**What to produce**
Filter the entries below, keeping every line that has the word "labels".

Entries from a dataset of interfaces
══════════
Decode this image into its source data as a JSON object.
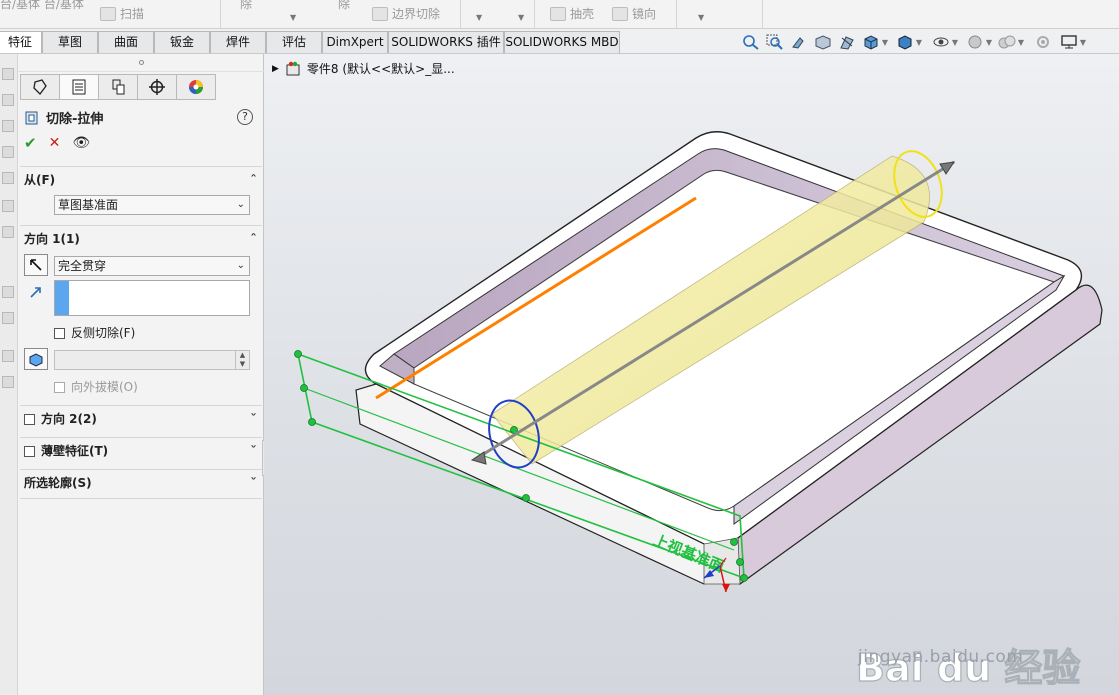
{
  "ribbon": {
    "item_left": "台/基体   台/基体",
    "scan_label": "扫描",
    "remove_1": "除",
    "remove_2": "除",
    "boundary_cut": "边界切除",
    "shell": "抽壳",
    "mirror": "镜向"
  },
  "tabs": [
    {
      "label": "特征",
      "active": true
    },
    {
      "label": "草图",
      "active": false
    },
    {
      "label": "曲面",
      "active": false
    },
    {
      "label": "钣金",
      "active": false
    },
    {
      "label": "焊件",
      "active": false
    },
    {
      "label": "评估",
      "active": false
    },
    {
      "label": "DimXpert",
      "active": false
    },
    {
      "label": "SOLIDWORKS 插件",
      "active": false
    },
    {
      "label": "SOLIDWORKS MBD",
      "active": false
    }
  ],
  "property_manager": {
    "title": "切除-拉伸",
    "help": "?",
    "from_section": {
      "label": "从(F)",
      "value": "草图基准面"
    },
    "direction1": {
      "label": "方向 1(1)",
      "end_condition": "完全贯穿",
      "flip_cut": "反侧切除(F)",
      "draft_outward": "向外拔模(O)"
    },
    "direction2": {
      "label": "方向 2(2)"
    },
    "thin_feature": {
      "label": "薄壁特征(T)"
    },
    "selected_contours": {
      "label": "所选轮廓(S)"
    }
  },
  "viewport": {
    "tree_label": "零件8 (默认<<默认>_显...",
    "plane_label": "上视基准面"
  },
  "watermark": {
    "brand": "Bai du 经验",
    "url": "jingyan.baidu.com"
  },
  "colors": {
    "accent_blue": "#5aa7ef",
    "sketch_green": "#22c040",
    "edge_orange": "#ff7f00",
    "cylinder_yellow": "#f6f2a0",
    "wall_lavender": "#cdbfd2"
  }
}
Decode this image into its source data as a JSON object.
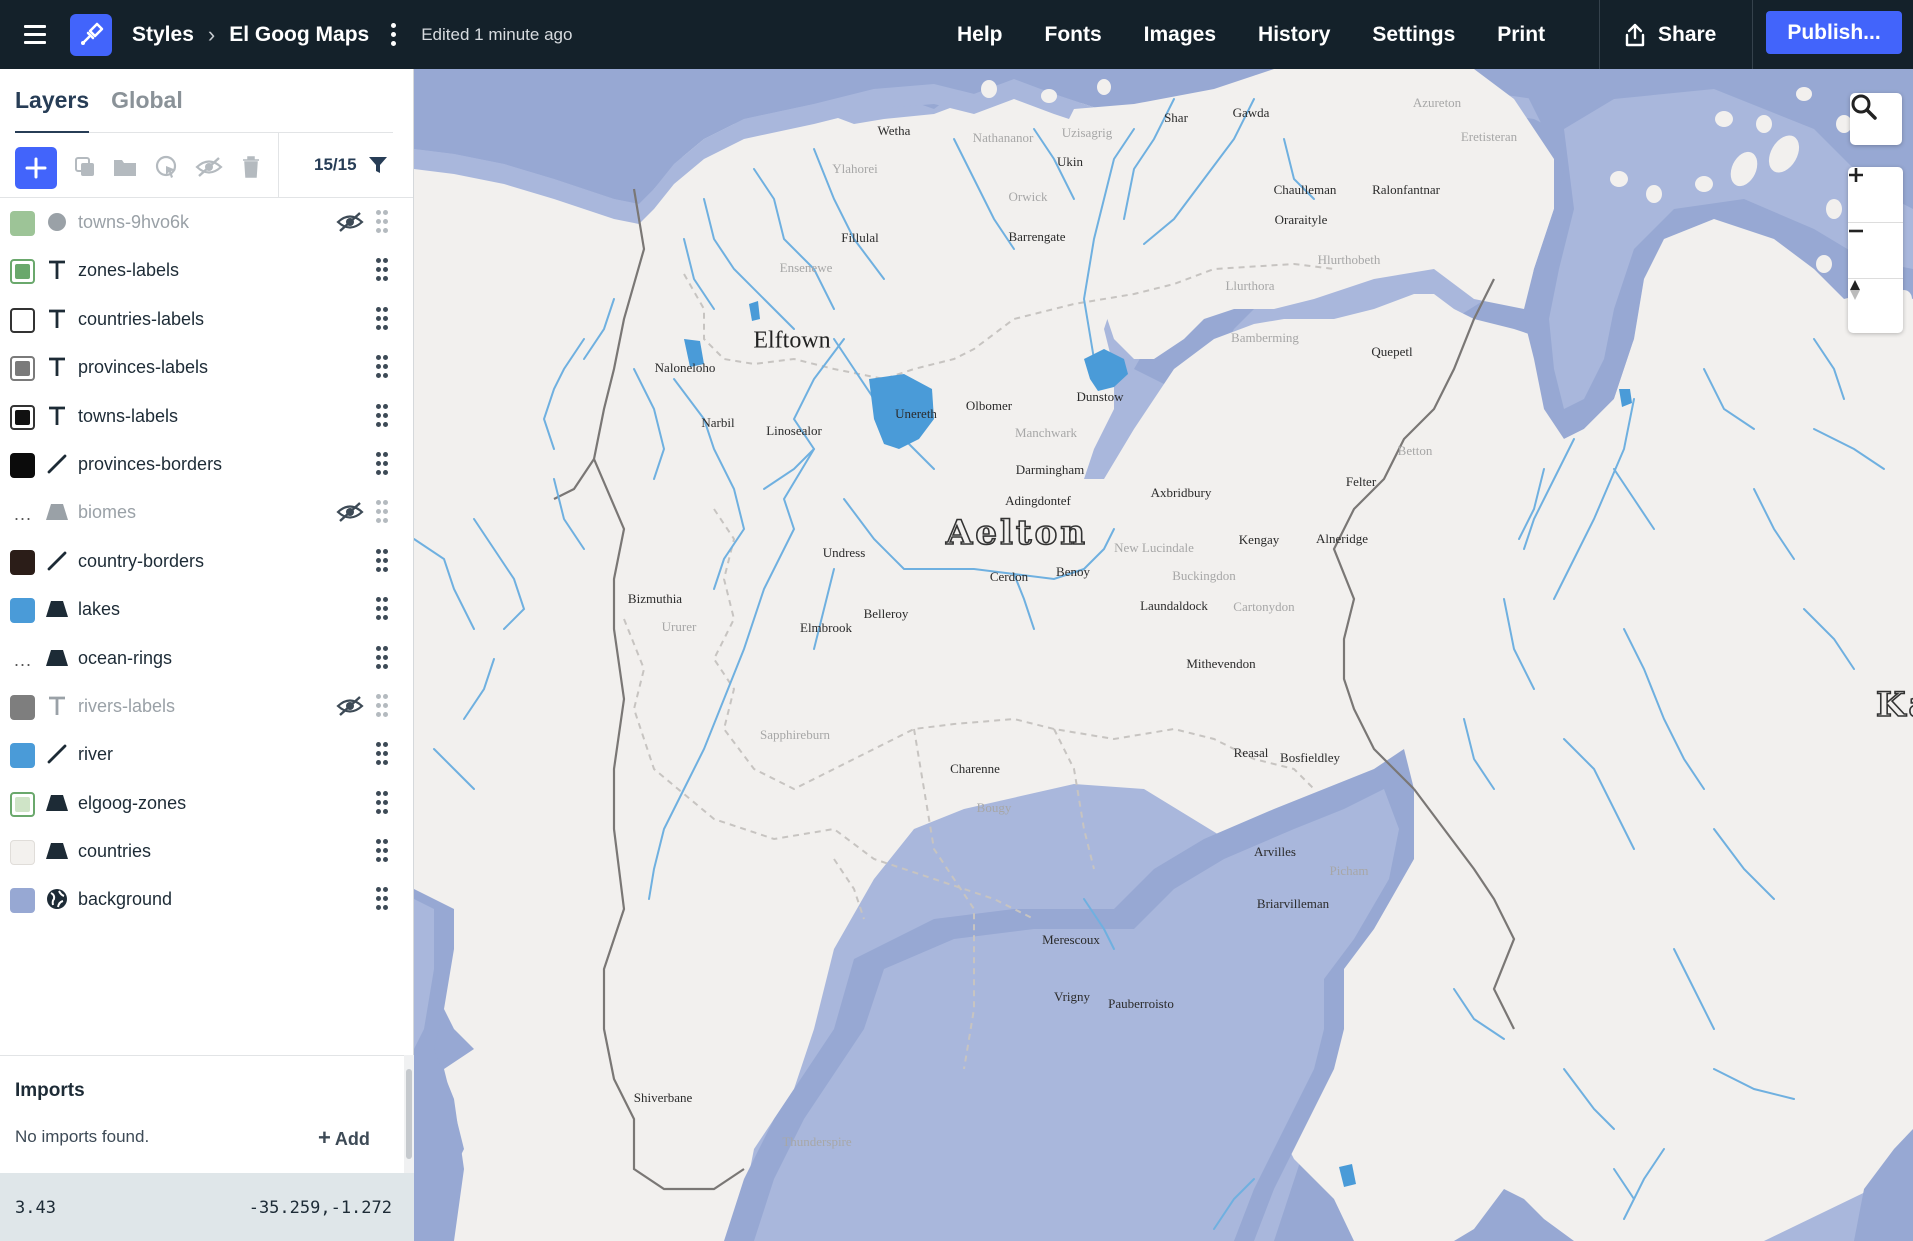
{
  "topbar": {
    "breadcrumb_root": "Styles",
    "style_name": "El Goog Maps",
    "edited": "Edited 1 minute ago",
    "nav": [
      "Help",
      "Fonts",
      "Images",
      "History",
      "Settings",
      "Print"
    ],
    "share": "Share",
    "publish": "Publish..."
  },
  "sidebar": {
    "tabs": [
      "Layers",
      "Global"
    ],
    "layer_count": "15/15",
    "layers": [
      {
        "name": "towns-9hvo6k",
        "type": "circle",
        "color": "#9dc497",
        "hidden": true
      },
      {
        "name": "zones-labels",
        "type": "symbol",
        "color": "#6aa86c",
        "hidden": false
      },
      {
        "name": "countries-labels",
        "type": "symbol",
        "color": "#ffffff",
        "hidden": false
      },
      {
        "name": "provinces-labels",
        "type": "symbol",
        "color": "#7a7a7a",
        "hidden": false
      },
      {
        "name": "towns-labels",
        "type": "symbol",
        "color": "#111111",
        "hidden": false
      },
      {
        "name": "provinces-borders",
        "type": "line",
        "color": "#0b0b0b",
        "hidden": false
      },
      {
        "name": "biomes",
        "type": "fill",
        "color": "multiple",
        "hidden": true
      },
      {
        "name": "country-borders",
        "type": "line",
        "color": "#2b1d18",
        "hidden": false
      },
      {
        "name": "lakes",
        "type": "fill",
        "color": "#4a9bd8",
        "hidden": false
      },
      {
        "name": "ocean-rings",
        "type": "fill",
        "color": "multiple",
        "hidden": false
      },
      {
        "name": "rivers-labels",
        "type": "symbol",
        "color": "#7e7e7e",
        "hidden": true
      },
      {
        "name": "river",
        "type": "line",
        "color": "#4a9bd8",
        "hidden": false
      },
      {
        "name": "elgoog-zones",
        "type": "fill",
        "color": "#cfe4c7",
        "hidden": false
      },
      {
        "name": "countries",
        "type": "fill",
        "color": "#f3f1ee",
        "hidden": false
      },
      {
        "name": "background",
        "type": "background",
        "color": "#97a8d3",
        "hidden": false
      }
    ],
    "imports": {
      "title": "Imports",
      "empty": "No imports found.",
      "add": "Add"
    },
    "status": {
      "zoom": "3.43",
      "coords": "-35.259,-1.272"
    }
  },
  "map": {
    "colors": {
      "ocean": "#97a8d3",
      "ocean_ring": "#a9b7dc",
      "land": "#f2f0ee",
      "lake": "#4a9bd8",
      "river": "#6fb0e0",
      "border": "#7a7775"
    },
    "labels": {
      "elftown": "Elftown",
      "aelton": "Aelton",
      "karnimrast": "Karnimrast",
      "wetha": "Wetha",
      "nathananor": "Nathananor",
      "uzisagrig": "Uzisagrig",
      "shar": "Shar",
      "gawda": "Gawda",
      "azureton": "Azureton",
      "eretisteran": "Eretisteran",
      "ylahorei": "Ylahorei",
      "ukin": "Ukin",
      "chaulleman": "Chaulleman",
      "ralonfantnar": "Ralonfantnar",
      "orwick": "Orwick",
      "oraraityle": "Oraraityle",
      "fillulal": "Fillulal",
      "barrengate": "Barrengate",
      "hlurthobeth": "Hlurthobeth",
      "ensenewe": "Ensenewe",
      "llurthora": "Llurthora",
      "bamberming": "Bamberming",
      "quepetl": "Quepetl",
      "naloneloho": "Naloneloho",
      "dunstow": "Dunstow",
      "olbomer": "Olbomer",
      "unereth": "Unereth",
      "narbil": "Narbil",
      "linosealor": "Linosealor",
      "manchwark": "Manchwark",
      "betton": "Betton",
      "darmingham": "Darmingham",
      "felter": "Felter",
      "axbridbury": "Axbridbury",
      "adingdontef": "Adingdontef",
      "kengay": "Kengay",
      "alneridge": "Alneridge",
      "new_lucindale": "New Lucindale",
      "undress": "Undress",
      "buckingdon": "Buckingdon",
      "benoy": "Benoy",
      "cerdon": "Cerdon",
      "bizmuthia": "Bizmuthia",
      "laundaldock": "Laundaldock",
      "cartonydon": "Cartonydon",
      "belleroy": "Belleroy",
      "ururer": "Ururer",
      "elmbrook": "Elmbrook",
      "mithevendon": "Mithevendon",
      "sapphireburn": "Sapphireburn",
      "reasal": "Reasal",
      "bosfieldley": "Bosfieldley",
      "charenne": "Charenne",
      "bougy": "Bougy",
      "arvilles": "Arvilles",
      "picham": "Picham",
      "briarvilleman": "Briarvilleman",
      "merescoux": "Merescoux",
      "vrigny": "Vrigny",
      "pauberroisto": "Pauberroisto",
      "shiverbane": "Shiverbane",
      "thunderspire": "Thunderspire"
    }
  }
}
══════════
**Result of the task**
        "name": "zones-labels",
        "name": "countries-labels",
        "name": "provinces-labels",
        "name": "towns-labels",
        "name": "rivers-labels",
    "labels": {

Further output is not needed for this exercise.